Input data —
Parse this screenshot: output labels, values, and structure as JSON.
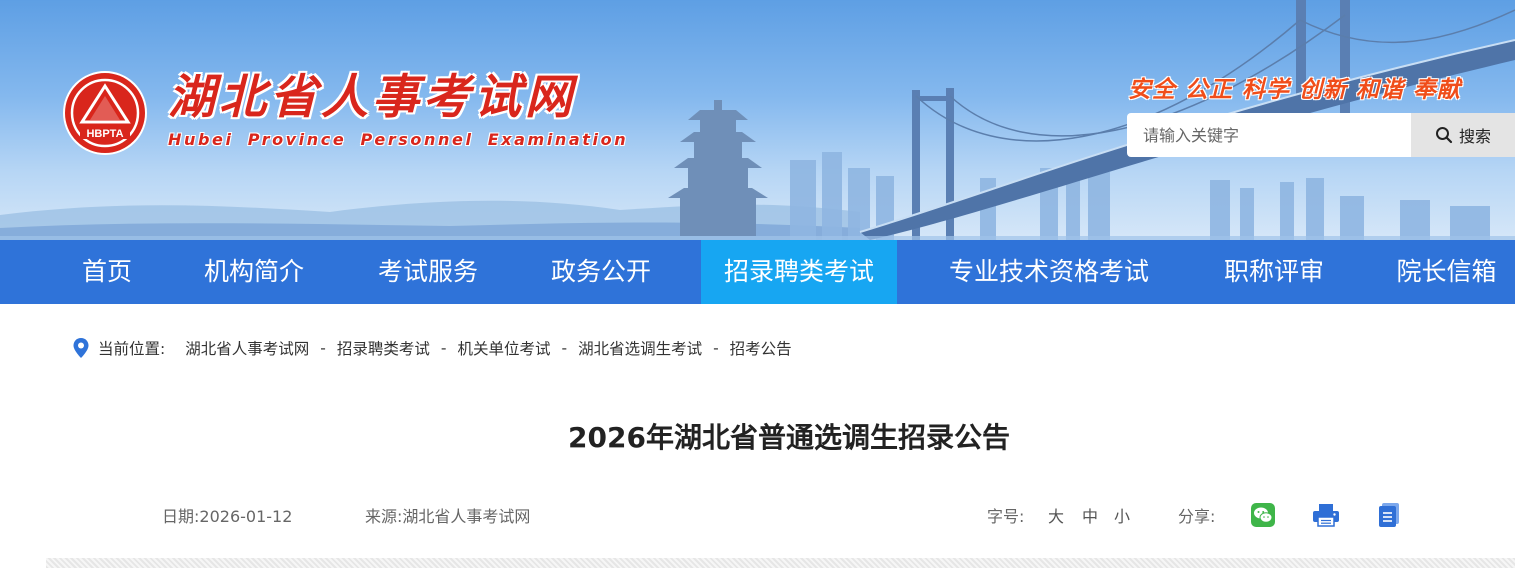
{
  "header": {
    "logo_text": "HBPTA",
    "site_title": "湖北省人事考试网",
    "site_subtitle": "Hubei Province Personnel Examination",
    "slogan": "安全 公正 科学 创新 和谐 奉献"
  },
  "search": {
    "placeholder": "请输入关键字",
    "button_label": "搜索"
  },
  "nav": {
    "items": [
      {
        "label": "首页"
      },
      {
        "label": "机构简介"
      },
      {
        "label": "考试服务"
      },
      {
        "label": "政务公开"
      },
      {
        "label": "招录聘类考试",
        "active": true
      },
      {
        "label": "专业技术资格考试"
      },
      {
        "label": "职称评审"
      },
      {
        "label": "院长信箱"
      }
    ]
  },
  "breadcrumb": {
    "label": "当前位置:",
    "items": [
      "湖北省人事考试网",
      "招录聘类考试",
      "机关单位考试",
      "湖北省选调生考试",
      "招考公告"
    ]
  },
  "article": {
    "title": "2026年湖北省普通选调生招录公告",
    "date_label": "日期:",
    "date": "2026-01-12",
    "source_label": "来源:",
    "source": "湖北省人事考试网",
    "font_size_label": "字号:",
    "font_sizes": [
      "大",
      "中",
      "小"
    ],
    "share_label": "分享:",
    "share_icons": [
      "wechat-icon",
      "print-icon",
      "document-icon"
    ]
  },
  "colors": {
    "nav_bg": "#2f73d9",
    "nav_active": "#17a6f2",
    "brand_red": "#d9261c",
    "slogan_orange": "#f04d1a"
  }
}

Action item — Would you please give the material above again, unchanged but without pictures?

Answer to the problem —
Parse this screenshot: output labels, values, and structure as JSON.
{
  "header": {
    "logo_text": "HBPTA",
    "site_title": "湖北省人事考试网",
    "site_subtitle": "Hubei Province Personnel Examination",
    "slogan": "安全 公正 科学 创新 和谐 奉献"
  },
  "search": {
    "placeholder": "请输入关键字",
    "button_label": "搜索"
  },
  "nav": {
    "items": [
      {
        "label": "首页"
      },
      {
        "label": "机构简介"
      },
      {
        "label": "考试服务"
      },
      {
        "label": "政务公开"
      },
      {
        "label": "招录聘类考试",
        "active": true
      },
      {
        "label": "专业技术资格考试"
      },
      {
        "label": "职称评审"
      },
      {
        "label": "院长信箱"
      }
    ]
  },
  "breadcrumb": {
    "label": "当前位置:",
    "items": [
      "湖北省人事考试网",
      "招录聘类考试",
      "机关单位考试",
      "湖北省选调生考试",
      "招考公告"
    ]
  },
  "article": {
    "title": "2026年湖北省普通选调生招录公告",
    "date_label": "日期:",
    "date": "2026-01-12",
    "source_label": "来源:",
    "source": "湖北省人事考试网",
    "font_size_label": "字号:",
    "font_sizes": [
      "大",
      "中",
      "小"
    ],
    "share_label": "分享:",
    "share_icons": [
      "wechat-icon",
      "print-icon",
      "document-icon"
    ]
  },
  "colors": {
    "nav_bg": "#2f73d9",
    "nav_active": "#17a6f2",
    "brand_red": "#d9261c",
    "slogan_orange": "#f04d1a"
  }
}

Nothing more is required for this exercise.